### ASSIGNMENT
Nothing but a number is wanted here: the count of lines in the data holding the word "title".

### RECORDS SUPPLIED
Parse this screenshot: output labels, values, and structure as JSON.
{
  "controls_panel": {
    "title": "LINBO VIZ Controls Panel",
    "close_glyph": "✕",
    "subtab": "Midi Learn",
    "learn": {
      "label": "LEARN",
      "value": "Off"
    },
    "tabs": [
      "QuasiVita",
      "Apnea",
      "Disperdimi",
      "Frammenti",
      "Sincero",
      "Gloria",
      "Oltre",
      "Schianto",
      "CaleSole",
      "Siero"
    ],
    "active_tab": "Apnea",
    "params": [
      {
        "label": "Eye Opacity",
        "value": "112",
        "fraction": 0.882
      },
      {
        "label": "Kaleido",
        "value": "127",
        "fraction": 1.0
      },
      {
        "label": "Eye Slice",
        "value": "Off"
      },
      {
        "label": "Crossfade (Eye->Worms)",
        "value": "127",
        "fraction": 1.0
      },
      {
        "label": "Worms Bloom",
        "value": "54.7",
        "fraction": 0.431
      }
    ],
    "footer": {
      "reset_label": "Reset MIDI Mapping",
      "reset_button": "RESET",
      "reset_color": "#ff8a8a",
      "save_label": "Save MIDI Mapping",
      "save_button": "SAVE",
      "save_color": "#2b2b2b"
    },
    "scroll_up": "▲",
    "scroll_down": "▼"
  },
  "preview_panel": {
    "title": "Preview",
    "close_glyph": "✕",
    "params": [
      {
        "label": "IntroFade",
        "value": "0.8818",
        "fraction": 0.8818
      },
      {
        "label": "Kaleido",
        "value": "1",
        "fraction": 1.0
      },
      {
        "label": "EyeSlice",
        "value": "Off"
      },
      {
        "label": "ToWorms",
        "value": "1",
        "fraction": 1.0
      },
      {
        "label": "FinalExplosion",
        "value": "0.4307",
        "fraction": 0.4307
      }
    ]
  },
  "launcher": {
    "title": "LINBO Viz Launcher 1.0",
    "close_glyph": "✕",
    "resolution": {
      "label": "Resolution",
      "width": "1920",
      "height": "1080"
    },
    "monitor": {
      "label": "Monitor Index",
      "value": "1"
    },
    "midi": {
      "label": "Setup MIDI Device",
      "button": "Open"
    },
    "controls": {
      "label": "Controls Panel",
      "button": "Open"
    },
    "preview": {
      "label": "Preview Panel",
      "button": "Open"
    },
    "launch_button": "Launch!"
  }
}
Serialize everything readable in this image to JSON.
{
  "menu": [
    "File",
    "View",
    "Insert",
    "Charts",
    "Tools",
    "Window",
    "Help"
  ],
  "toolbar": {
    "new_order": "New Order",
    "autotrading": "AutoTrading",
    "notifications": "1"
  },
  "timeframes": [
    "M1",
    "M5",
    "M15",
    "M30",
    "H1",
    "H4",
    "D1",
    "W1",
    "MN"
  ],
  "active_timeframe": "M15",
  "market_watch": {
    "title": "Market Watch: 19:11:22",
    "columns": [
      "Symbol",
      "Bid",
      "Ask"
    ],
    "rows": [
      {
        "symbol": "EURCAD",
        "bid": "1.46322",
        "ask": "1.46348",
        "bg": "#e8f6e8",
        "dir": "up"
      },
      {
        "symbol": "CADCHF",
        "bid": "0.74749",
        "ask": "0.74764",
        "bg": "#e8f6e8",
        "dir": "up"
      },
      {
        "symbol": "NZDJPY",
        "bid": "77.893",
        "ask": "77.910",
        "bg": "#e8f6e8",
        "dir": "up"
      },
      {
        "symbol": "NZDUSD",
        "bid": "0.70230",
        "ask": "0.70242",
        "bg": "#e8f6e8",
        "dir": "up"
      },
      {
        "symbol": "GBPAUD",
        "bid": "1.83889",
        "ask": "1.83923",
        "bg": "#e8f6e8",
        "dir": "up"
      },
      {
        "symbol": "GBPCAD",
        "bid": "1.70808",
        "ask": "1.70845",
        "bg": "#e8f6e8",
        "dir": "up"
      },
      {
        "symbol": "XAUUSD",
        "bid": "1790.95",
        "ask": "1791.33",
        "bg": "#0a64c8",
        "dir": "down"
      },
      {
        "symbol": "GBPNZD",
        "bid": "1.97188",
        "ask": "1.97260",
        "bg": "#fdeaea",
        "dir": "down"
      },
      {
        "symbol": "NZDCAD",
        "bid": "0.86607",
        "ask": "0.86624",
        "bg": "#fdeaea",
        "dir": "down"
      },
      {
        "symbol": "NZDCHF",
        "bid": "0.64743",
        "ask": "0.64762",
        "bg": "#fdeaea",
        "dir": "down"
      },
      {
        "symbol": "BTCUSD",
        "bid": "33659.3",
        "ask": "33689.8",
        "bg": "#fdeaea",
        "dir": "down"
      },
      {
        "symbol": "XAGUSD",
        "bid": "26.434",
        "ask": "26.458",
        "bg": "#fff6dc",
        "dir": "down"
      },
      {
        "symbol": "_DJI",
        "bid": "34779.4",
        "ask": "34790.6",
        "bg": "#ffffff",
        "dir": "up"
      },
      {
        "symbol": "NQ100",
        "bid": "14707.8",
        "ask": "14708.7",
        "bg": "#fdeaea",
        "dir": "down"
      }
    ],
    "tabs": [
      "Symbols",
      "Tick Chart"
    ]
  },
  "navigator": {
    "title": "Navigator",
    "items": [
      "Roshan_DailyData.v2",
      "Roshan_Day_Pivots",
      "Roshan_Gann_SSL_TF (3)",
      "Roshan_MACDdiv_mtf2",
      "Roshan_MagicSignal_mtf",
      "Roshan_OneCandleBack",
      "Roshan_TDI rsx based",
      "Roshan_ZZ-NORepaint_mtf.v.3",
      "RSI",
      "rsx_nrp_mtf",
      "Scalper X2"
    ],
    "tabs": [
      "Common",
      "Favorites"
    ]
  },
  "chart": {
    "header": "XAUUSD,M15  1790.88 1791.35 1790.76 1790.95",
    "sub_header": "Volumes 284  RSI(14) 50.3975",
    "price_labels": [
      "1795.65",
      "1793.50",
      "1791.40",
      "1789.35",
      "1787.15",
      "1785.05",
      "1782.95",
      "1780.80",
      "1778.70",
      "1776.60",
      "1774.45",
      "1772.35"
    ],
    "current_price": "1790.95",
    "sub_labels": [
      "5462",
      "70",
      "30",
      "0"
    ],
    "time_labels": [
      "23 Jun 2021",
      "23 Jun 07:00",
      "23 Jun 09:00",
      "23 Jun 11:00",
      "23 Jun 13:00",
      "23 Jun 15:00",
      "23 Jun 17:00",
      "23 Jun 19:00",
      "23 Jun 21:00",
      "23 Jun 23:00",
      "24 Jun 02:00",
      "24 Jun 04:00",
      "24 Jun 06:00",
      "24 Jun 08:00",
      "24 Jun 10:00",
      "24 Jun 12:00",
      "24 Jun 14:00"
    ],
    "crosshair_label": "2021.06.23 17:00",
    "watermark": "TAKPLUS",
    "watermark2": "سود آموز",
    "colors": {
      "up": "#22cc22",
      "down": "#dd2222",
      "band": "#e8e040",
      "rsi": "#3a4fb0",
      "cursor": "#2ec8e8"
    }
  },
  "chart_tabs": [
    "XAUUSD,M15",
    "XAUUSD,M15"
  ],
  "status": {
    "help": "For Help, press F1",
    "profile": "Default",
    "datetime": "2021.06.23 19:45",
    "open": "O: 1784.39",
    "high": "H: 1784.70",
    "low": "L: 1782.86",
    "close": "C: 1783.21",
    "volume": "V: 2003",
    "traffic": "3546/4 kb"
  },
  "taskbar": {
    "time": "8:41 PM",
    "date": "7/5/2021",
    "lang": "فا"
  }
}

### EXERCISE OUTPUT
5